Written by Office of Sustainability Student Associate, Jarea Fang, Class of 2022
According to the Green Dining Alliance, which certifies and promotes St. Louis restaurants in their sustainability practices including three WashU dining outlets, taking care of your staff is one important hallmark of a green restaurant. This has never been more present today, as the COVID-19 pandemic changed and continues to change every aspect of our lives.
The Bon Appetit Management Company, the foodservice provider for the vast majority of WashU’s dining outlets, prides itself on its sustainable operations. “Our dream is to be the premier onsite restaurant company known for its culinary expertise and commitment to socially responsible practices,” they say, and this mission certainly rings true at WashU, especially today. To see a prime example of creatively caring for dining staff, let’s take a look at WashU School of Medicine, where operations changed substantially after the arrival of the COVID pandemic.
A Brief Timeline
Let’s set the scene. It’s 2020, and the nation abruptly shuts down in the middle of March. For the next few months, as the staff of the School of Medicine work from home and continue to do so, the offices at WUSM become increasingly deserted. Despite reopening all dining operations initially under abbreviated protocols, none of the locations meet their anticipated budget even after reduced expectations.
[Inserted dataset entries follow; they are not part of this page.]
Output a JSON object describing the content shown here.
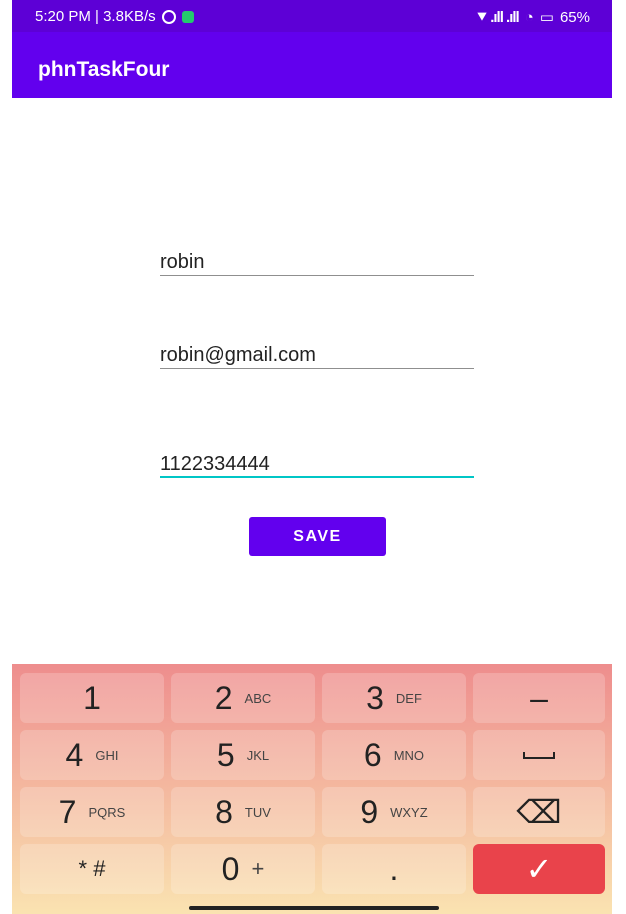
{
  "status_bar": {
    "left_text": "5:20 PM | 3.8KB/s",
    "signal_text": "⯆ .ıll .ıll",
    "battery_text": "65%",
    "icons": [
      "alarm-icon",
      "app-notification-icon",
      "location-icon",
      "signal-icon",
      "wifi-icon",
      "battery-icon"
    ]
  },
  "app_bar": {
    "title": "phnTaskFour"
  },
  "form": {
    "name_value": "robin",
    "email_value": "robin@gmail.com",
    "phone_value": "1122334444",
    "save_label": "SAVE"
  },
  "keyboard": {
    "keys": [
      {
        "main": "1",
        "sub": ""
      },
      {
        "main": "2",
        "sub": "ABC"
      },
      {
        "main": "3",
        "sub": "DEF"
      },
      {
        "main": "–",
        "sub": ""
      },
      {
        "main": "4",
        "sub": "GHI"
      },
      {
        "main": "5",
        "sub": "JKL"
      },
      {
        "main": "6",
        "sub": "MNO"
      },
      {
        "main": "⎵",
        "sub": ""
      },
      {
        "main": "7",
        "sub": "PQRS"
      },
      {
        "main": "8",
        "sub": "TUV"
      },
      {
        "main": "9",
        "sub": "WXYZ"
      },
      {
        "main": "⌫",
        "sub": ""
      },
      {
        "main": "* #",
        "sub": ""
      },
      {
        "main": "0",
        "sub": "+"
      },
      {
        "main": ".",
        "sub": ""
      },
      {
        "main": "✓",
        "sub": ""
      }
    ]
  },
  "colors": {
    "status_bar": "#5d00d6",
    "app_bar": "#6200ee",
    "field_focus": "#00c6c6",
    "done_key": "#e9434b"
  }
}
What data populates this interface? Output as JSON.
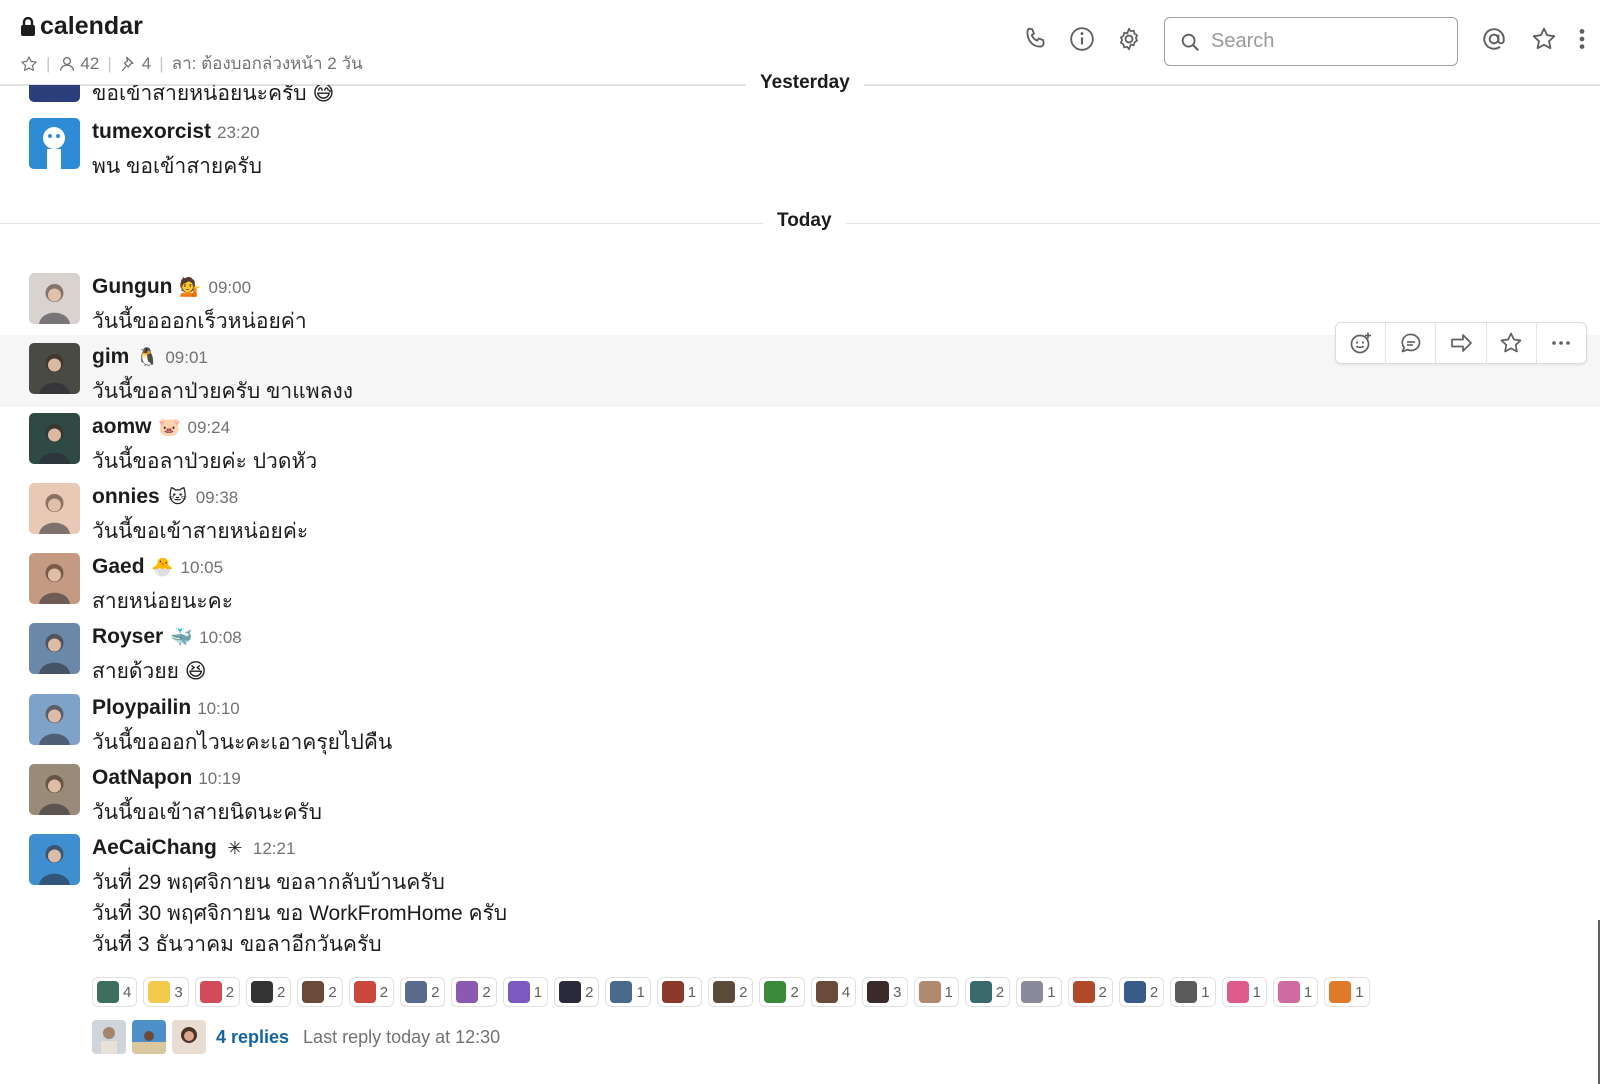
{
  "channel": {
    "name": "calendar",
    "member_count": "42",
    "pinned_count": "4",
    "topic": "ลา: ต้องบอกล่วงหน้า 2 วัน"
  },
  "search": {
    "placeholder": "Search"
  },
  "dividers": {
    "yesterday": "Yesterday",
    "today": "Today"
  },
  "partial_message": {
    "text": "ขอเข้าสายหน่อยนะครับ",
    "emoji": "😅"
  },
  "yesterday_message": {
    "name": "tumexorcist",
    "time": "23:20",
    "text": "พน ขอเข้าสายครับ"
  },
  "messages": [
    {
      "name": "Gungun",
      "status": "💁",
      "time": "09:00",
      "text": "วันนี้ขอออกเร็วหน่อยค่า",
      "avatar_color": "#d9d3cf"
    },
    {
      "name": "gim",
      "status": "🐧",
      "time": "09:01",
      "text": "วันนี้ขอลาป่วยครับ ขาแพลงง",
      "avatar_color": "#4a4a44"
    },
    {
      "name": "aomw",
      "status": "🐷",
      "time": "09:24",
      "text": "วันนี้ขอลาป่วยค่ะ ปวดหัว",
      "avatar_color": "#2f4a45"
    },
    {
      "name": "onnies",
      "status": "🐱",
      "time": "09:38",
      "text": "วันนี้ขอเข้าสายหน่อยค่ะ",
      "avatar_color": "#e8c9b6"
    },
    {
      "name": "Gaed",
      "status": "🐣",
      "time": "10:05",
      "text": "สายหน่อยนะคะ",
      "avatar_color": "#c49a82"
    },
    {
      "name": "Royser",
      "status": "🐳",
      "time": "10:08",
      "text": "สายด้วยย",
      "emoji": "😆",
      "avatar_color": "#6a88a8"
    },
    {
      "name": "Ploypailin",
      "status": "",
      "time": "10:10",
      "text": "วันนี้ขอออกไวนะคะเอาครุยไปคืน",
      "avatar_color": "#7fa2c8"
    },
    {
      "name": "OatNapon",
      "status": "",
      "time": "10:19",
      "text": "วันนี้ขอเข้าสายนิดนะครับ",
      "avatar_color": "#9a8a78"
    },
    {
      "name": "AeCaiChang",
      "status": "✳",
      "time": "12:21",
      "avatar_color": "#3f8fd0",
      "lines": [
        "วันที่ 29 พฤศจิกายน ขอลากลับบ้านครับ",
        "วันที่ 30 พฤศจิกายน ขอ WorkFromHome ครับ",
        "วันที่ 3 ธันวาคม  ขอลาอีกวันครับ"
      ]
    }
  ],
  "reactions": [
    {
      "count": "4",
      "color": "#3d6e5e"
    },
    {
      "count": "3",
      "color": "#f2c94c"
    },
    {
      "count": "2",
      "color": "#d24b5a"
    },
    {
      "count": "2",
      "color": "#333333"
    },
    {
      "count": "2",
      "color": "#6c4a3a"
    },
    {
      "count": "2",
      "color": "#c9473d"
    },
    {
      "count": "2",
      "color": "#5a6a8a"
    },
    {
      "count": "2",
      "color": "#8a5ab0"
    },
    {
      "count": "1",
      "color": "#7a5ac0"
    },
    {
      "count": "2",
      "color": "#2a2a3a"
    },
    {
      "count": "1",
      "color": "#4a6a8a"
    },
    {
      "count": "1",
      "color": "#8a3a2a"
    },
    {
      "count": "2",
      "color": "#5a4a3a"
    },
    {
      "count": "2",
      "color": "#3a8a3a"
    },
    {
      "count": "4",
      "color": "#6a4a3a"
    },
    {
      "count": "3",
      "color": "#3a2a2a"
    },
    {
      "count": "1",
      "color": "#b08a70"
    },
    {
      "count": "2",
      "color": "#3a6a6a"
    },
    {
      "count": "1",
      "color": "#8a8a9a"
    },
    {
      "count": "2",
      "color": "#b04a2a"
    },
    {
      "count": "2",
      "color": "#3a5a8a"
    },
    {
      "count": "1",
      "color": "#5a5a5a"
    },
    {
      "count": "1",
      "color": "#e05a8a"
    },
    {
      "count": "1",
      "color": "#d06aa0"
    },
    {
      "count": "1",
      "color": "#e07a2a"
    }
  ],
  "thread": {
    "replies": "4 replies",
    "last_reply": "Last reply today at 12:30"
  }
}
As a result, Bon Appetit Management Company eventually decides to close Shell Café until further notice.
“I adjusted our budget for the previous fiscal year to roughly 28% of what would be expected under normal conditions,” says Patrick Thrower, the General Manager of the Bon Appetit account at the School of Medicine. “And yet, we still missed that number by another 25%.”
However, as uncertainties continue to plague the world, Bon Appetit’s commitment to its staff stays consistent: they adapt swiftly to the lower work volume and limited income.
First, schedules for the hourly staff are reduced from 40 hours to 37.5 hours per week. All staff are encouraged to take time off or use their allotted paid time off earlier in the year if needed. Next, the management team reduces its members from five to two, and the fiscal losses for their labor spending have been drastically affecting their bottom line.
But that’s not all. Just as the rest of the nation starts developing hobbies, interests, and small businesses during their time in quarantine, Bon Appetit sees their staff’s freed up time as an opportunity for trying new things.
“When workloads are reduced significantly, people get restless,” says Patrick. “There was and still is quite a bit of confusion that’s associated with the pandemic, as none of us had experience to draw upon. Maybe staff members start wondering if this job is still the right fit, and what the future holds for them. I identified tasks that I knew could help with development and that were pertinent to our day-to-day to try and keep staff excited about what we do, and what part they play in the process now and moving forward.”
Thus, the culinary training program was born.
The Culinary Training Program
It is an important part of Bon Appetit culture to grow from within. Thus, partnering up with Executive Chef Justin Keimon, who used to teach at a local culinary school, made sense to Patrick who wanted to familiarize his team with both the management and creative side of the business.
“We are teaching our hourly supervisors recipe-writing in the BA proprietary software and subsequent nutritional data, food costing, as well as inventory management and reporting. We have also trained a staff member to do our company safety audits. Culinarily, we have taught staff some pastry skills as well as challenging them with new specials meant to expand the staff’s knowledge of cuisine.” Along with this rich list of items, Patrick makes sure to emphasize an openness that Bon Appetit has for change. “This program is a work in progress and evolving as we go,” he adds.
So far, the staff have been responsive and enthusiastic, Patrick observes. The training seems to have strengthened the team as well, adding a refreshing and reassuring element to our unpredictable current times. This, of course, is a win for green dining.
“How businesses support their employees and give back to their communities is something we pay attention to,” says Ben Daugherty, the Program Manager of the Green Dining Alliance. “Health and wellness of the staff, along with supporting circular economies with a key component of reciprocity, leads to the long term success of a restaurant.”
Bon Appetit Stays Strong
Historically, the restaurant industry has a high turnover rate for employees. Lack of social sustainability, Ben thinks, is likely a big component of the issue, as providing socially sustainable programs often comes at the direct expense of restaurant owners.
“Which is why we celebrate restaurants that do take extra steps to create healthier ecosystems for everyone at the restaurants,” says Ben, “From the General Managers to the chefs to the servers to the dishwashers, all members are worth celebrating.”
Since its founding in 1987, Bon Appetit Management Company has been operating under this philosophy as well. This ethos of the company, as well as its passion for food and people, are one of the reasons why Patrick stays optimistic even during the most stressful of times. A huge part of it, it seems, is about giving back.
“The commitment to the staff has always been an important part of BA culture, and it’s why many of us joined in the first place and have stuck around,” says Patrick.